Secondly, mobiles have placed this data in customers’ pockets - and their wrists - and with the features and experiential potential of these devices changing at an exponential rate, how we access and engage with it is also changing. The distance between customers and their data is approaching zero. Historically, to get access to your bank account you needed to go to your branch during business hours. With the advent of telephone and internet banking this was reduced to where your landline or desktop PC was located.
The immediacy of access to information is now considered critical to users. Customers want to know immediately when a large payment has been made, not when they have the time to proactively login or call, or worse, waiting until the end of the month when their statement arrives. They want to know how they are spending their money, at what rate, and what sort of financial shape they might be in at the end of the month. Mindfulness of everyday spend can give a level of control and decision-making that goes beyond just checking their account balance in real-time.
As we saw demonstrated in the recent Apple launch of iOS 10 and the next generation iPhones, hardware and software developments will continue to create opportunity for experience re-design. Having opened up Siri to third parties to enable the user to make voice commands to non-Apple applications, soon with a simple voice command you will not just be able to get a balance, make a payment or see your last transactions, but plan for the future, setting yourself short-term and long term goals.
These latest developments add to a long line of innovation driving the step-change in financial services, customers have seen in other categories. Biometric capability, from taking a selfie paired with your passport image, to your fingerprint and even one day your heartbeat, maximise device potential in identity verification and do away with having to remember complex passwords or where you last stashed your encrypted key fob.

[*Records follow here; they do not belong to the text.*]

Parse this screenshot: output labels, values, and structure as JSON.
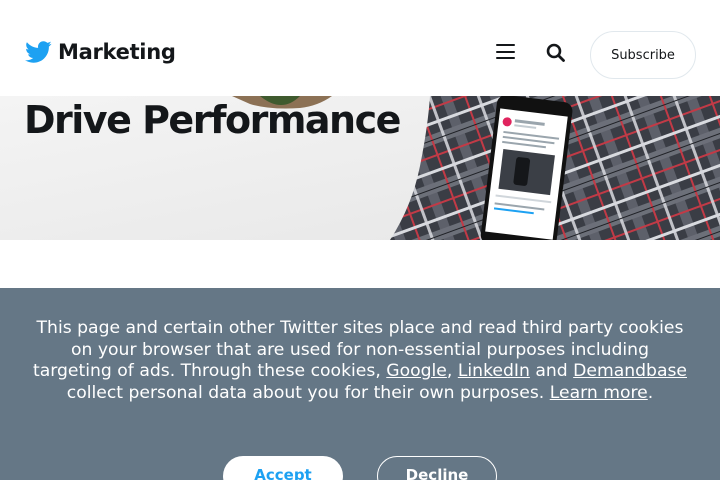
{
  "header": {
    "brand_name": "Marketing",
    "subscribe_label": "Subscribe",
    "brand_color": "#1da1f2"
  },
  "hero": {
    "title": "Drive Performance"
  },
  "cookie_banner": {
    "text_part1": "This page and certain other Twitter sites place and read third party cookies on your browser that are used for non-essential purposes including targeting of ads. Through these cookies,",
    "link_google": "Google",
    "sep_comma": ",",
    "link_linkedin": "LinkedIn",
    "text_and": "and",
    "link_demandbase": "Demandbase",
    "text_part2": "collect personal data about you for their own purposes.",
    "link_learn_more": "Learn more",
    "text_period": ".",
    "accept_label": "Accept",
    "decline_label": "Decline",
    "background_color": "#657786"
  }
}
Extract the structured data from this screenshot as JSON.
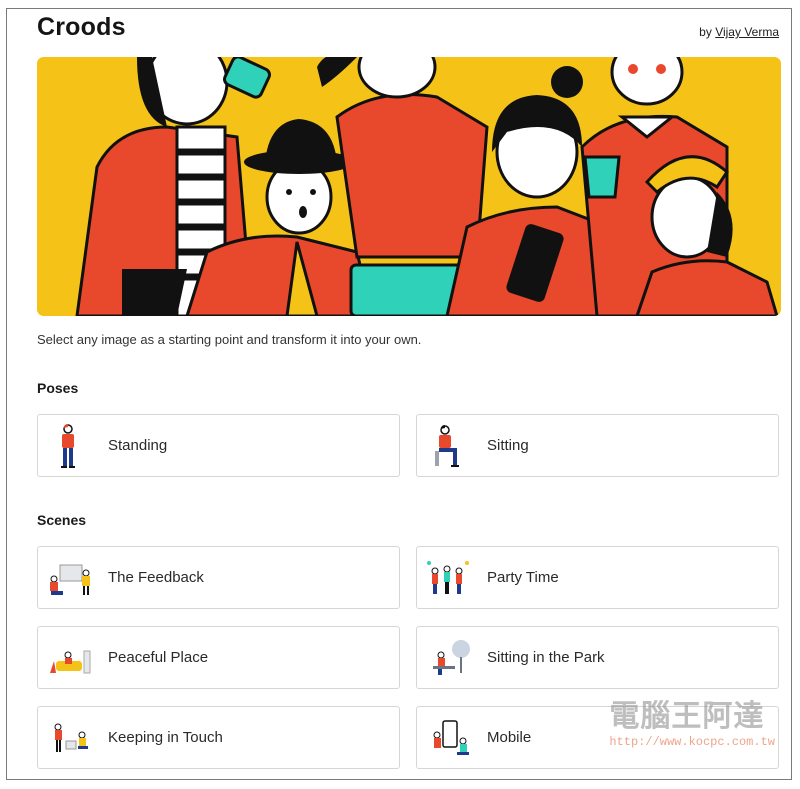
{
  "header": {
    "title": "Croods",
    "by_prefix": "by",
    "author": "Vijay Verma"
  },
  "description": "Select any image as a starting point and transform it into your own.",
  "sections": {
    "poses": {
      "title": "Poses",
      "items": [
        {
          "label": "Standing",
          "icon": "standing-figure-icon"
        },
        {
          "label": "Sitting",
          "icon": "sitting-figure-icon"
        }
      ]
    },
    "scenes": {
      "title": "Scenes",
      "items": [
        {
          "label": "The Feedback",
          "icon": "feedback-scene-icon"
        },
        {
          "label": "Party Time",
          "icon": "party-scene-icon"
        },
        {
          "label": "Peaceful Place",
          "icon": "peaceful-scene-icon"
        },
        {
          "label": "Sitting in the Park",
          "icon": "park-scene-icon"
        },
        {
          "label": "Keeping in Touch",
          "icon": "touch-scene-icon"
        },
        {
          "label": "Mobile",
          "icon": "mobile-scene-icon"
        }
      ]
    }
  },
  "watermark": {
    "text": "電腦王阿達",
    "url": "http://www.kocpc.com.tw"
  },
  "colors": {
    "hero_bg": "#F5C318",
    "accent_red": "#E8482C",
    "accent_teal": "#2FD1B8",
    "ink": "#111111"
  }
}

The third, and final development allowing new entrants to re-imagine how consumers manage their money via mobile, is the advent of APIs. APIs provide critical connective tissue and important functionality that is transforming the dynamics of how software is created and brought to market. Their use in other categories demonstrates the power of even the simplest applications, such as bringing two or more existing data streams together to create a whole new service - Transport for London meets National Rail meet GoogleMaps, to make Citymapper; or Google Maps meets Braintree, resulting in Uber. In the retail banking space, rather than seeing fintech startups as competitors, some new entrants are taking an API-based approached, enabling them to offer customers a broad set of complimentary features and services, all accessed from a single account interface. The full potential of opening up this ecosystem is only just starting to be explored and the untapped potential is limitless in terms of the consumer benefit. This is not just banking on your mobile.
New entrants, in possessing the freedom of starting with a blank slate, but also of the potential presented by changes in infrastructure, mobile device evolution and open data, have the opportunity to go further than just replicating a full set of retail banking products, and focus on delivering an exceptional, mobile experience.
Delivering more than simple improvements on basic banking functions, but thinking of all the ways in which, in a modern context, a customer can better manage their money.
Terry McParlane, Marketing and Communications Director at Starling Bank
Image source: Shutterstock/Bloomicon